It may sound complex, but is actually quite easy to do and runs like a charm even on a 13″ Intel i5 MacBook Pro.

  1. Download the vWLC OVA image from Cisco.com.
  2. Download VMware vSphere Hypervisor 6.7 ISO. Register on their website to get a free license key.
  3. Download the ovftool 4.3.0 (older versions may not work correctly) for Windows and make sure you have a Windows machine or VM by hand as ovftool only runs on Windows.
  4. Create a new VM in VMware Fusion, mount the Hypervisor ISO and install ESXi. Configure networking for this VM as Bridged Networking to Wi-Fi or Ethernet. Wi-Fi is a great option as it allows you to move freely with your Mac whilst running the vWLC.
    VMware-Fusion-adapter-settings
  5. With the free ESXi Hypervisor, we have to deploy the vWLC OVA using the ovftool. This will help us get past the errors we would have otherwise ran into the ESXi web GUI. To do this we need a Windows machine.
  6. Install the ovftool in the Windows machine, transfer the vWLC OVA archive to it and deploy the OVA onto ESXi:
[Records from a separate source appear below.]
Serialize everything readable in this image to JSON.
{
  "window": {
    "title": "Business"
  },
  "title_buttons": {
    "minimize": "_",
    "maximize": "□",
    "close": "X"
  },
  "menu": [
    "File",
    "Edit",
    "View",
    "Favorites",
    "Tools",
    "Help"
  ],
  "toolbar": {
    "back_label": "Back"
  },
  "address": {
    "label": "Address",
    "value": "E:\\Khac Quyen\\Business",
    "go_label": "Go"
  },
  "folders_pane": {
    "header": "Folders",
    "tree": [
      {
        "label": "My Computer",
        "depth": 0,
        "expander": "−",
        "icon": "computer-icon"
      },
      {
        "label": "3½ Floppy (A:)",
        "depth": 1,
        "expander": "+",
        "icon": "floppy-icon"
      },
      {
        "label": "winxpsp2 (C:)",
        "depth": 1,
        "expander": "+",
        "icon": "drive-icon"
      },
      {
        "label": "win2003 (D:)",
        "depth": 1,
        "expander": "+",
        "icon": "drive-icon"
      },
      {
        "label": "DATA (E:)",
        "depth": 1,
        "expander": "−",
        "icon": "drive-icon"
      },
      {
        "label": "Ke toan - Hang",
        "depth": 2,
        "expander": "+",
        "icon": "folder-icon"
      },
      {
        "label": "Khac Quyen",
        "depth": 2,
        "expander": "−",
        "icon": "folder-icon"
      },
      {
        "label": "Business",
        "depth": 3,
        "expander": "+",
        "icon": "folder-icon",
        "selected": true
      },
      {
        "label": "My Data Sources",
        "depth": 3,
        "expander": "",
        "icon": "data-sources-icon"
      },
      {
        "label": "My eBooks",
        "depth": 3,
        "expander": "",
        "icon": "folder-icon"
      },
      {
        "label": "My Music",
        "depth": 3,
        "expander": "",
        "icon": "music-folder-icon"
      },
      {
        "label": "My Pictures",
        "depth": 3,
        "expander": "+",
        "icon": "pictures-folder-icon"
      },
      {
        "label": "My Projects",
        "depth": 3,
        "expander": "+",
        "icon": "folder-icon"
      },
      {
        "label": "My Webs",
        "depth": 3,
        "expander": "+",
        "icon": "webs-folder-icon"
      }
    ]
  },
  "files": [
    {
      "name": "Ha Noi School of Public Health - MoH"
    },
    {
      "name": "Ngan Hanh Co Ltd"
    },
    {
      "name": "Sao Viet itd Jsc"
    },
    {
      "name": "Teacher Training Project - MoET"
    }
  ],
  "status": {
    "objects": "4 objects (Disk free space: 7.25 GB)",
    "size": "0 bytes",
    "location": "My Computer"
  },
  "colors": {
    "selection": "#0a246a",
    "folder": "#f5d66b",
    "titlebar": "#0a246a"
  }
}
    C:\Program Files\VMware\VMware OVF Tool>ovftool.exe –skipManifestCheck –acceptAllEulas –noSSLVerify –noSSLVerify=true -ds=”datastore1″ –net:”VM Network”=”VM Network” –net:”VM Network 2″=”VM Network” C:\Users\Jiri\Desktop\AIR_CTVM-K9_8_5_151_0.ova vi://192.168.196.136

    The IP address in this string “vi://192.168.196.136” is our ESXi address. You may have noticed that I am using the same network for both Service Port and Management interfaces. After I deploy the OVA, I usually disable the Service Port adapter in the VM settings and use Management interface for management and for APs to join. It just keeps things simple and we don’t need to worry about multiple adapters and subnets.
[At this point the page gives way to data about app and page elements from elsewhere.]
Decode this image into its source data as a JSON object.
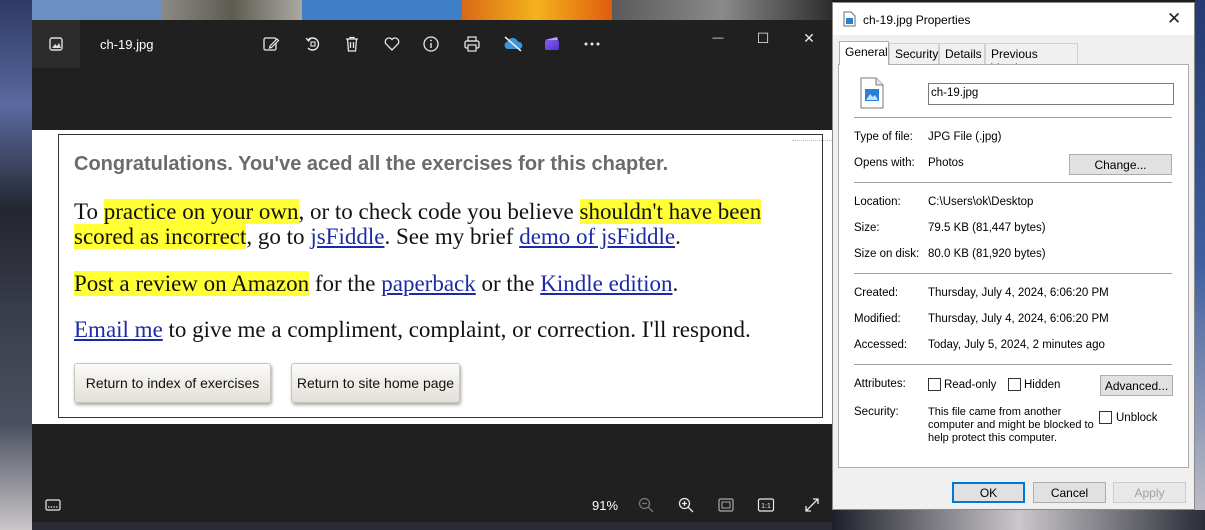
{
  "photos": {
    "filename": "ch-19.jpg",
    "zoom": "91%",
    "toolbar_icons": [
      "edit-icon",
      "rotate-icon",
      "delete-icon",
      "favorite-icon",
      "info-icon",
      "print-icon",
      "onedrive-icon",
      "clipchamp-icon",
      "more-icon"
    ],
    "window_controls": {
      "minimize": "—",
      "maximize": "☐",
      "close": "✕"
    }
  },
  "webpage": {
    "heading": "Congratulations. You've aced all the exercises for this chapter.",
    "p1": {
      "t1": "To ",
      "h1": "practice on your own",
      "t2": ", or to check code you believe ",
      "h2": "shouldn't have been",
      "h3": "scored as incorrect",
      "t3": ", go to ",
      "link1": "jsFiddle",
      "t4": ". See my brief ",
      "link2": "demo of jsFiddle",
      "t5": "."
    },
    "p2": {
      "h1": "Post a review on Amazon",
      "t1": " for the ",
      "link1": "paperback",
      "t2": " or the ",
      "link2": "Kindle edition",
      "t3": "."
    },
    "p3": {
      "link1": "Email me",
      "t1": " to give me a compliment, complaint, or correction. I'll respond."
    },
    "buttons": {
      "index": "Return to index of exercises",
      "home": "Return to site home page"
    }
  },
  "properties": {
    "title": "ch-19.jpg Properties",
    "close": "✕",
    "tabs": [
      "General",
      "Security",
      "Details",
      "Previous Versions"
    ],
    "active_tab": "General",
    "filename_field": "ch-19.jpg",
    "type_label": "Type of file:",
    "type_value": "JPG File (.jpg)",
    "opens_label": "Opens with:",
    "opens_value": "Photos",
    "change_button": "Change...",
    "location_label": "Location:",
    "location_value": "C:\\Users\\ok\\Desktop",
    "size_label": "Size:",
    "size_value": "79.5 KB (81,447 bytes)",
    "size_disk_label": "Size on disk:",
    "size_disk_value": "80.0 KB (81,920 bytes)",
    "created_label": "Created:",
    "created_value": "Thursday, July 4, 2024, 6:06:20 PM",
    "modified_label": "Modified:",
    "modified_value": "Thursday, July 4, 2024, 6:06:20 PM",
    "accessed_label": "Accessed:",
    "accessed_value": "Today, July 5, 2024, 2 minutes ago",
    "attributes_label": "Attributes:",
    "readonly_label": "Read-only",
    "hidden_label": "Hidden",
    "advanced_button": "Advanced...",
    "security_label": "Security:",
    "security_line1": "This file came from another",
    "security_line2": "computer and might be blocked to",
    "security_line3": "help protect this computer.",
    "unblock_label": "Unblock",
    "ok_button": "OK",
    "cancel_button": "Cancel",
    "apply_button": "Apply",
    "accent_color": "#0078d7"
  }
}
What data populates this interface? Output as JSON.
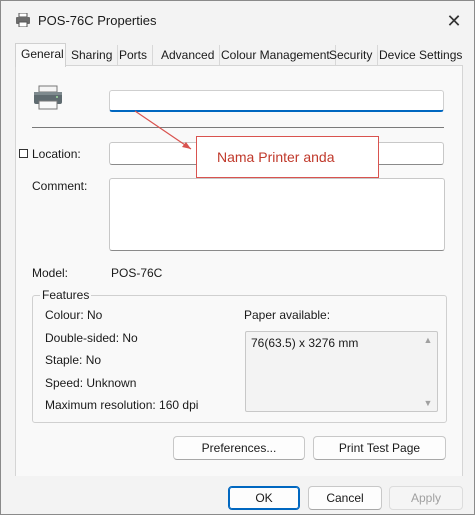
{
  "window": {
    "title": "POS-76C Properties",
    "close_glyph": "✕"
  },
  "tabs": [
    {
      "label": "General"
    },
    {
      "label": "Sharing"
    },
    {
      "label": "Ports"
    },
    {
      "label": "Advanced"
    },
    {
      "label": "Colour Management"
    },
    {
      "label": "Security"
    },
    {
      "label": "Device Settings"
    }
  ],
  "general": {
    "printer_name_value": "",
    "location_label": "Location:",
    "location_value": "",
    "comment_label": "Comment:",
    "comment_value": "",
    "model_label": "Model:",
    "model_value": "POS-76C"
  },
  "annotation": {
    "text": "Nama Printer anda",
    "color": "#c0392b"
  },
  "features": {
    "legend": "Features",
    "colour": "Colour: No",
    "double_sided": "Double-sided: No",
    "staple": "Staple: No",
    "speed": "Speed: Unknown",
    "max_resolution": "Maximum resolution: 160 dpi",
    "paper_label": "Paper available:",
    "paper_items": [
      "76(63.5) x 3276 mm"
    ]
  },
  "buttons": {
    "preferences": "Preferences...",
    "print_test": "Print Test Page",
    "ok": "OK",
    "cancel": "Cancel",
    "apply": "Apply"
  },
  "colors": {
    "accent": "#0067c0",
    "window_bg": "#f3f3f3"
  }
}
  7. You can set the vWLC VM to Autostart and start it manually now.
  8. Open Console to it and press any key to activate the console access.
  9. Follow the installation guide.
  10. If you are running the evaluation license, accept the EULA. If you purchased AP licenses, add then to the controller and accept the EULA.
  11. Since vWLC only supports Flexconnect mode APs, make sure to convert your APs manually or apply this CLI command:

    config ap autoconvert flexconnect

    Autoconvert-APs-to-Flexconnect-mode

  12. Finally connect your AP to a PoE capable switch or power injector and it should be able to discover and join the virtual controller.
    vWLC-ESXi-Fusion

Note: If you installed vWLC VM directly onto Fusion with no ESXi Hypervisor layer, the controller would not be able to communicate on its Management interface.

Catalyst 9800-CL IOS-XE controller

The above scenario covers the AireOS vWLC. Cisco now has a complete range of Catalyst 9800 series controllers with feature parity between them. The new virtual controller is called Catalyst 9800-CL and it brings all the great IOS-XE features, HA SSO, programmability, hot patching and supports all AP modes.

Francois and Rowell published great step by step instructions on how to install C9800-CL onto ESXi and Fusion.